BS ISO 13083:2015 pdf download – Surface chemical analysis — Scanning probe microscopy — Standards on the definition and calibration of spatial resolution of electrical scanning probe microscopes (ESPMs) such as SSRM and SCM for 2D-dopant imaging and other purposes
5 General information
5.1 Background information ESPM is a branch of scanning probe microscope that can be used to image an electrical or electronic property of a sample surface using an electrically conducting probe. Since this conductive probe is scanned over the sample surface in the contact mode, its lateral resolution is strongly related to the size and shape of the probe apex. Currently, this can be as small as a few nanometres, enabling sub-10 nanometre spatial resolution to be achieved. Such a high resolution, shown in ESPM images, allows the investigation of the two-dimensional distribution of carriers in nanoscale semiconductor devices.
5.2 Target There are a number of types of ESPM categorized by the methods of electrical characterization. Among these ESPMs, this International Standard is for SCM and SSRM.
5.2.1 Scanning capacitance microscope Scanning capacitance microscopy (SCM) is a modification of scanning probe microscopy in which a conductive probe is in contact with the surface of a sample, with an applied AC bias, and scanned across it. SCM characterizes the change in electrostatic capacitance between the sample and the probe on the surface of the sample. SCM uses an ultra-sharp conducting probe made from etched silicon (often coated with Pt/Ir or Co/Cr alloy) to form a metal-insulator-semiconductor (MIS/MOS) capacitor with a semiconductor sample if a native oxide exists on the sample. When the conducting probe is in contact to the surface under an AC bias, generated capacitance variations on the surface can be detected using a GHz resonant capacitance sensor. The probe is then scanned across the semiconductor’s surface in x- and y-axes while the probe is operated under the contact mode. By applying an alternating bias to the metal-coated probe or the sample, carriers are alternately accumulated and depleted within the semiconductor’s surface layers under the probe, changing the tip-sample capacitance. The magnitude of this change in capacitance with the applied voltage gives information about the concentration of carriers (SCM amplitude data), whereas the difference in phase between the capacitance change and the applied, alternating bias carries information about the sign of the charge carriers (SCM phase data). [2]

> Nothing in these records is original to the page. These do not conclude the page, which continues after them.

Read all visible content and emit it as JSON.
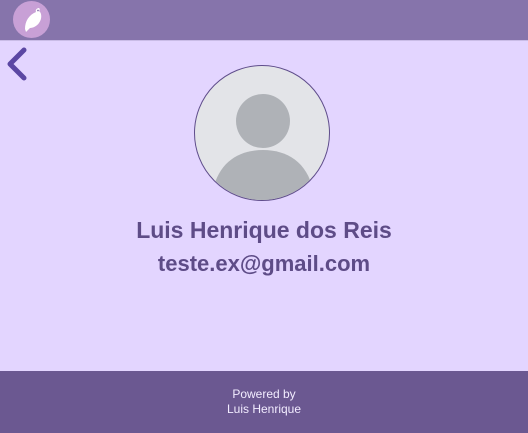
{
  "header": {
    "logo_icon": "bird-logo-icon"
  },
  "navigation": {
    "back_icon": "chevron-left-icon"
  },
  "profile": {
    "avatar_icon": "default-user-avatar-icon",
    "name": "Luis Henrique dos Reis",
    "email": "teste.ex@gmail.com"
  },
  "footer": {
    "line1": "Powered by",
    "line2": "Luis Henrique"
  },
  "colors": {
    "background": "#e3d5ff",
    "header": "#8674ab",
    "footer": "#6b5891",
    "text_primary": "#5e4c87",
    "accent": "#5f4d8b"
  }
}
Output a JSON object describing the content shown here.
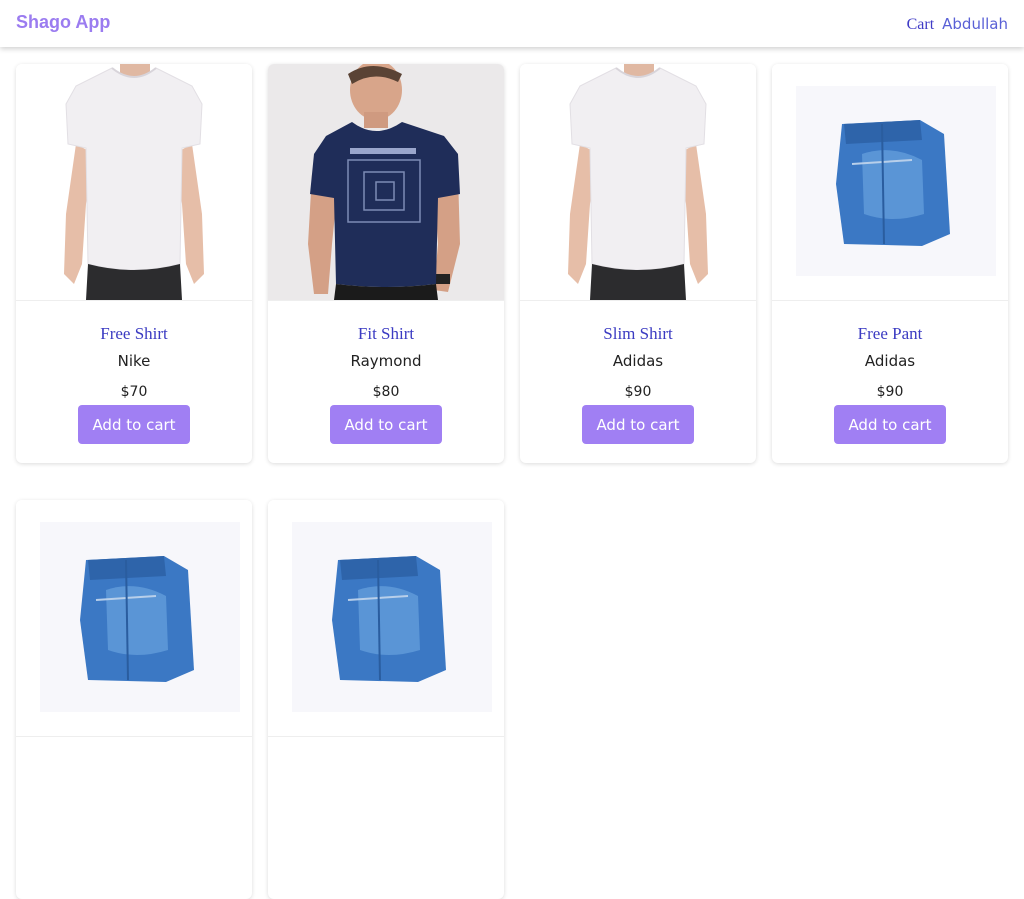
{
  "navbar": {
    "brand": "Shago App",
    "cart_label": "Cart",
    "user_name": "Abdullah"
  },
  "colors": {
    "brand": "#9b7cf0",
    "button": "#a07ff3",
    "title": "#3b3bc2"
  },
  "products": [
    {
      "title": "Free Shirt",
      "brand": "Nike",
      "price": "$70",
      "button_label": "Add to cart",
      "image": "white-tshirt-image"
    },
    {
      "title": "Fit Shirt",
      "brand": "Raymond",
      "price": "$80",
      "button_label": "Add to cart",
      "image": "navy-tshirt-image"
    },
    {
      "title": "Slim Shirt",
      "brand": "Adidas",
      "price": "$90",
      "button_label": "Add to cart",
      "image": "white-tshirt-image"
    },
    {
      "title": "Free Pant",
      "brand": "Adidas",
      "price": "$90",
      "button_label": "Add to cart",
      "image": "folded-jeans-image"
    },
    {
      "image": "folded-jeans-image"
    },
    {
      "image": "folded-jeans-image"
    }
  ]
}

5.2.2 Scanning spreading resistance microscope A very challenging task as the size of the semiconductor components shrinks towards sub-100 nm level is the development of new tools allowing two-dimensional (2D) carrier profiling with very high spatial resolution. One of the promising new tools is scanning spreading resistance microscopy (SSRM).
SSRM is based on atomic force microscopy (AFM) and has been developed in recent years to probe the 2D resistivity and carrier distribution in semiconductor devices. In SSRM, a very small conductive tip is contacted on the sample surface to be used to measure the local spreading resistance, which is intimately linked to the local resistivity. Scanning a cross section of the sample provides a 2D map of the local spreading resistance with a spatial resolution set by the tip radius (typically 5 nm ~ 15 nm). The main advantages of SSRM lie in its relative robustness, as it is less sensitive to surface preparation than, for instance, scanning capacitance microscopy (SCM) leading to excellent reproducibility. SSRM also benefits from an excellent dynamic range covering the entire dopant range of interest (10 14 ~ 10 20 ) cm −3 with constant sensitivity and from a high spatial resolution (set by the tip radius only) combined with very accurate junction delineation capabilities. [3]
5.3 Measurement method for lateral resolution in SCM and SSRM The spatial resolution is not only influenced by geometric factors of the conductive probe. Other factors that affect spatial resolution include surface roughness of the sample, contrast of the electrical image from difference in carrier density, pixilation, noise and sensitivity of the detector. The spatial resolution of the ESPM instrument or the image has been determined by a few methods: imaging a regular pattern and measuring the smallest feature and imaging across an electrically abrupt interface, etc. It is very difficult to fabricate electrically separated layers with two different carrier density. Also, it is crucial to connect, electrically, each plane of the repetitive pattern or the smallest feature. Therefore, the method chosen here is the sharp-edge method based on consideration of ease of use. This method of resolution definition is widely applied for depth-profiling of micro-beam spectroscopy such as secondary ion mass spectroscopy (SIMS). An electrically abrupt interface is line-scanned perpendicularly across the interface by a conductive probe and the detected profile of electrical characteristics is inspected. In the micro-beam spectroscopy, so called 16 % to 84 % width or some other criterion may be applied as the spatial resolution of SCM or SSRM as shown in Figure 1. [1][4] However, the definition of the resolution as 10 % to 90 % width is adopted as a standard method for SCM and SSRM since it has been well agreed academically.BS ISO 13083 pdf download.